He’s been battling Jordan dating back to their days on the junior circuit together. The two met when they were 14, and even played together representing the U.S. in a tournament in France.
A decade on, they’re chasing major titles together.
“It is cool. I think it’s something that needs to go more noticed, at least for myself. I’ve had a pretty awesome career for 24 and because of so many of the young stars it’s easy to get down on myself and look at a today like today and be down and be upset,” Thomas said, the cheers for Open winner Koepka echoing off the clubhouse behind him.
Young stars. Like perhaps Jordan Spieth?
“I don’t come here to be top-10, I come here to win, but I was in the final group, which is a new thing for me and just knocking new things off the list,” he said before bringing it back.
“But it’s really cool what we’re doing, and doing it together.”
For Thomas and Fowler this week “doing it” was contending for a major title, something their pal Jordan can’t claim. Each is likely to etch his name on a championship trophy sooner rather than later, and Spieth will no doubt bag more for himself.

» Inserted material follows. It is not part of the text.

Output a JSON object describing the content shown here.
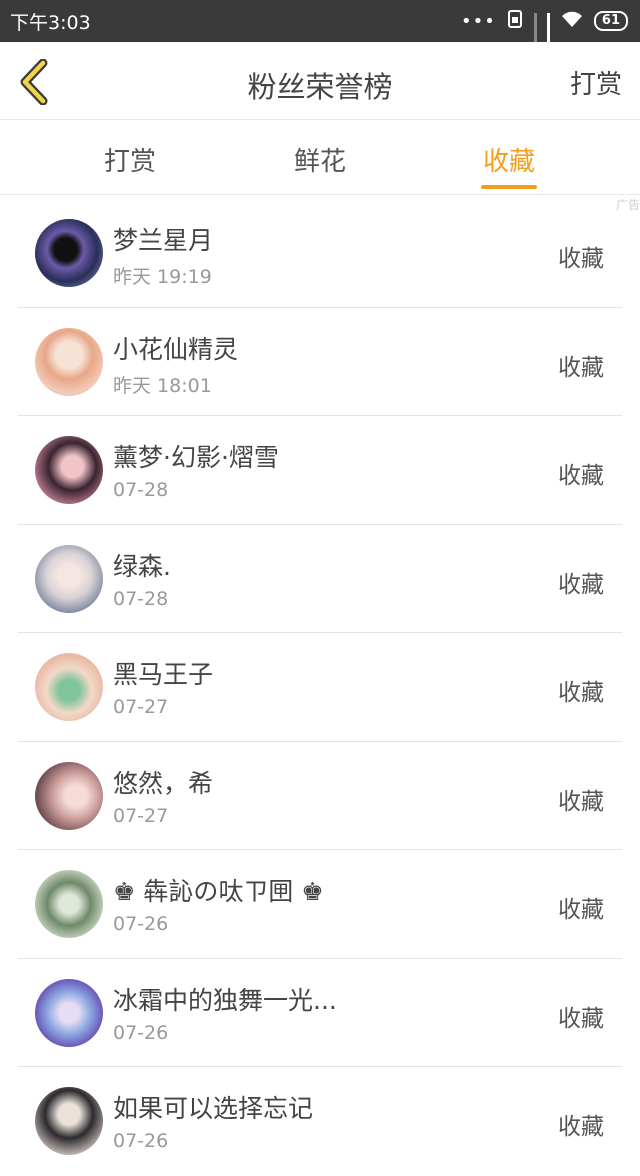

One of the few things Tour players have in common with the average weekend duffer is that feeling of frustration and loss, like you could have played better, or couldn’t possibly have played worse.
Fowler, Thomas and Spieth couldn’t play more different styles of golf, but they share the sting of watching the opportunity to win a championship slip through their grasp.
No wonder they need those vacations.